WHAT YOU WILL DO: Reproduce the listing exactly, so that no line differs from the original.

^^^^^^^^^^^^^^^^

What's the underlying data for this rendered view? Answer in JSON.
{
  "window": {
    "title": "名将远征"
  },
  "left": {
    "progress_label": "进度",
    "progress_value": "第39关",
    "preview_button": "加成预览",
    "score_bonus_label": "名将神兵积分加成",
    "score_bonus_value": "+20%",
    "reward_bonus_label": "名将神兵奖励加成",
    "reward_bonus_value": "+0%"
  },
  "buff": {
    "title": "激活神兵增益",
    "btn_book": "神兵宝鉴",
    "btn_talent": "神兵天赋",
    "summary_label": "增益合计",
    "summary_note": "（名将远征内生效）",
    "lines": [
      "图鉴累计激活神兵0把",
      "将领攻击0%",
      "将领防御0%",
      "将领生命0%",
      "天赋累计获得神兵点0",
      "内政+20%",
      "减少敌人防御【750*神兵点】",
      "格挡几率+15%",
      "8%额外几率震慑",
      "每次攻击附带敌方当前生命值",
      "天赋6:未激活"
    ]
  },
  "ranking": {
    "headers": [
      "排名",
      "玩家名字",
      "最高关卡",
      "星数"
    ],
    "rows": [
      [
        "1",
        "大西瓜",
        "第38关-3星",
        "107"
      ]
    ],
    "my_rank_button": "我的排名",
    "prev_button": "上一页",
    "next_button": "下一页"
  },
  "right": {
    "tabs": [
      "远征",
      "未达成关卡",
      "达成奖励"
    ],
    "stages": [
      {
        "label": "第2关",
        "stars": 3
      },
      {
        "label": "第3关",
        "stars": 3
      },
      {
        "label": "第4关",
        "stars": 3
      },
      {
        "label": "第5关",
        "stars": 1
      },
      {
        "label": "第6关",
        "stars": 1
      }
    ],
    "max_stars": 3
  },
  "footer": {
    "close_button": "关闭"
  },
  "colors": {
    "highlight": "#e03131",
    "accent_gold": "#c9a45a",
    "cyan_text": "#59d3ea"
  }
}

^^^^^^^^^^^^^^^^

EXERCISE ANSWER:
What's the underlying data for this rendered view? Answer in JSON.
{
  "window": {
    "title": "名将远征"
  },
  "left": {
    "progress_label": "进度",
    "progress_value": "第39关",
    "preview_button": "加成预览",
    "score_bonus_label": "名将神兵积分加成",
    "score_bonus_value": "+20%",
    "reward_bonus_label": "名将神兵奖励加成",
    "reward_bonus_value": "+0%"
  },
  "buff": {
    "title": "激活神兵增益",
    "btn_book": "神兵宝鉴",
    "btn_talent": "神兵天赋",
    "summary_label": "增益合计",
    "summary_note": "（名将远征内生效）",
    "lines": [
      "图鉴累计激活神兵0把",
      "将领攻击0%",
      "将领防御0%",
      "将领生命0%",
      "天赋累计获得神兵点0",
      "内政+20%",
      "减少敌人防御【750*神兵点】",
      "格挡几率+15%",
      "8%额外几率震慑",
      "每次攻击附带敌方当前生命值",
      "天赋6:未激活"
    ]
  },
  "ranking": {
    "headers": [
      "排名",
      "玩家名字",
      "最高关卡",
      "星数"
    ],
    "rows": [
      [
        "1",
        "大西瓜",
        "第38关-3星",
        "107"
      ]
    ],
    "my_rank_button": "我的排名",
    "prev_button": "上一页",
    "next_button": "下一页"
  },
  "right": {
    "tabs": [
      "远征",
      "未达成关卡",
      "达成奖励"
    ],
    "stages": [
      {
        "label": "第2关",
        "stars": 3
      },
      {
        "label": "第3关",
        "stars": 3
      },
      {
        "label": "第4关",
        "stars": 3
      },
      {
        "label": "第5关",
        "stars": 1
      },
      {
        "label": "第6关",
        "stars": 1
      }
    ],
    "max_stars": 3
  },
  "footer": {
    "close_button": "关闭"
  },
  "colors": {
    "highlight": "#e03131",
    "accent_gold": "#c9a45a",
    "cyan_text": "#59d3ea"
  }
}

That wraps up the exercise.